--- PROVIDED ENTRIES ---
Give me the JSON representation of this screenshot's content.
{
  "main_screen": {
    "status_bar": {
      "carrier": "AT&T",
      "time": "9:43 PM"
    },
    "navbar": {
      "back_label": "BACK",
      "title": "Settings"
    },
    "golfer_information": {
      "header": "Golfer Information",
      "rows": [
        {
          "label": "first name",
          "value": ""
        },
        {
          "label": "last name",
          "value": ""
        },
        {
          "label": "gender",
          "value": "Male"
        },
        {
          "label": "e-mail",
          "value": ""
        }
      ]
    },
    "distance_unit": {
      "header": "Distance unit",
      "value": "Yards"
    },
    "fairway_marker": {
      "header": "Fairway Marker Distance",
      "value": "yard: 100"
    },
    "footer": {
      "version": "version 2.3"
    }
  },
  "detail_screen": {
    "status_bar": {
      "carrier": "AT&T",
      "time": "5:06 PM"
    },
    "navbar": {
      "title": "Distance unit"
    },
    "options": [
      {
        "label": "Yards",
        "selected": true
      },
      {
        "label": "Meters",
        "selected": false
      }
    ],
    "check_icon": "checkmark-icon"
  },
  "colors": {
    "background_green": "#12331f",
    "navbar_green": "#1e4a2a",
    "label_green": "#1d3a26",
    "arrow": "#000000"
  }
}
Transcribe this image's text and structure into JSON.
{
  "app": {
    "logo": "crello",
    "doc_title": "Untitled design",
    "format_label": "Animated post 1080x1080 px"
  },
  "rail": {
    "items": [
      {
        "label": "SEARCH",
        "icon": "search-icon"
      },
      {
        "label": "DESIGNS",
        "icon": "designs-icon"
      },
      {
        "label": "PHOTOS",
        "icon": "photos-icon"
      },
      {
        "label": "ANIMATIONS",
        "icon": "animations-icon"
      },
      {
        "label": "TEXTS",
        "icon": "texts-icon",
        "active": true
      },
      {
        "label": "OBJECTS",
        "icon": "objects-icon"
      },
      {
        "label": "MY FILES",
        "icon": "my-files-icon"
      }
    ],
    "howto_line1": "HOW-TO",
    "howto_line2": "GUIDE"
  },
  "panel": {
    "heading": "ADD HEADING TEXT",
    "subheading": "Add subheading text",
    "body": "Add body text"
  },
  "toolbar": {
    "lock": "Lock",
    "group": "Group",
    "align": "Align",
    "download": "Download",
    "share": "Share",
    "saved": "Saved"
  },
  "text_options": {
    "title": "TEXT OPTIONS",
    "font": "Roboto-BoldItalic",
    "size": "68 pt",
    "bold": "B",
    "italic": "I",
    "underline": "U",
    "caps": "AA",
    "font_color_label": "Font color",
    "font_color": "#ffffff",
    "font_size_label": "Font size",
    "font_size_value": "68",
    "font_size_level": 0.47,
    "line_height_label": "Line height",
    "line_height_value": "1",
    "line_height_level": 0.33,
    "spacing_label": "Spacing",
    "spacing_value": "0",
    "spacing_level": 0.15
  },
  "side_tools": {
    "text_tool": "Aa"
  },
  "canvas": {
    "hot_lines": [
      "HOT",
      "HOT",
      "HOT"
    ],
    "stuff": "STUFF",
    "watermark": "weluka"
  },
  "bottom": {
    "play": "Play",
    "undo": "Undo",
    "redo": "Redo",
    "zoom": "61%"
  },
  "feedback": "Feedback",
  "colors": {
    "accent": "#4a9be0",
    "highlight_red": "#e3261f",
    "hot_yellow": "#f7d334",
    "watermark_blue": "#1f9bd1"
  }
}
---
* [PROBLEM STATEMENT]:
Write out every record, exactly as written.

* [REPLY]:
Give me the JSON representation of this screenshot's content.
{
  "main_screen": {
    "status_bar": {
      "carrier": "AT&T",
      "time": "9:43 PM"
    },
    "navbar": {
      "back_label": "BACK",
      "title": "Settings"
    },
    "golfer_information": {
      "header": "Golfer Information",
      "rows": [
        {
          "label": "first name",
          "value": ""
        },
        {
          "label": "last name",
          "value": ""
        },
        {
          "label": "gender",
          "value": "Male"
        },
        {
          "label": "e-mail",
          "value": ""
        }
      ]
    },
    "distance_unit": {
      "header": "Distance unit",
      "value": "Yards"
    },
    "fairway_marker": {
      "header": "Fairway Marker Distance",
      "value": "yard: 100"
    },
    "footer": {
      "version": "version 2.3"
    }
  },
  "detail_screen": {
    "status_bar": {
      "carrier": "AT&T",
      "time": "5:06 PM"
    },
    "navbar": {
      "title": "Distance unit"
    },
    "options": [
      {
        "label": "Yards",
        "selected": true
      },
      {
        "label": "Meters",
        "selected": false
      }
    ],
    "check_icon": "checkmark-icon"
  },
  "colors": {
    "background_green": "#12331f",
    "navbar_green": "#1e4a2a",
    "label_green": "#1d3a26",
    "arrow": "#000000"
  }
}
Transcribe this image's text and structure into JSON.
{
  "app": {
    "logo": "crello",
    "doc_title": "Untitled design",
    "format_label": "Animated post 1080x1080 px"
  },
  "rail": {
    "items": [
      {
        "label": "SEARCH",
        "icon": "search-icon"
      },
      {
        "label": "DESIGNS",
        "icon": "designs-icon"
      },
      {
        "label": "PHOTOS",
        "icon": "photos-icon"
      },
      {
        "label": "ANIMATIONS",
        "icon": "animations-icon"
      },
      {
        "label": "TEXTS",
        "icon": "texts-icon",
        "active": true
      },
      {
        "label": "OBJECTS",
        "icon": "objects-icon"
      },
      {
        "label": "MY FILES",
        "icon": "my-files-icon"
      }
    ],
    "howto_line1": "HOW-TO",
    "howto_line2": "GUIDE"
  },
  "panel": {
    "heading": "ADD HEADING TEXT",
    "subheading": "Add subheading text",
    "body": "Add body text"
  },
  "toolbar": {
    "lock": "Lock",
    "group": "Group",
    "align": "Align",
    "download": "Download",
    "share": "Share",
    "saved": "Saved"
  },
  "text_options": {
    "title": "TEXT OPTIONS",
    "font": "Roboto-BoldItalic",
    "size": "68 pt",
    "bold": "B",
    "italic": "I",
    "underline": "U",
    "caps": "AA",
    "font_color_label": "Font color",
    "font_color": "#ffffff",
    "font_size_label": "Font size",
    "font_size_value": "68",
    "font_size_level": 0.47,
    "line_height_label": "Line height",
    "line_height_value": "1",
    "line_height_level": 0.33,
    "spacing_label": "Spacing",
    "spacing_value": "0",
    "spacing_level": 0.15
  },
  "side_tools": {
    "text_tool": "Aa"
  },
  "canvas": {
    "hot_lines": [
      "HOT",
      "HOT",
      "HOT"
    ],
    "stuff": "STUFF",
    "watermark": "weluka"
  },
  "bottom": {
    "play": "Play",
    "undo": "Undo",
    "redo": "Redo",
    "zoom": "61%"
  },
  "feedback": "Feedback",
  "colors": {
    "accent": "#4a9be0",
    "highlight_red": "#e3261f",
    "hot_yellow": "#f7d334",
    "watermark_blue": "#1f9bd1"
  }
}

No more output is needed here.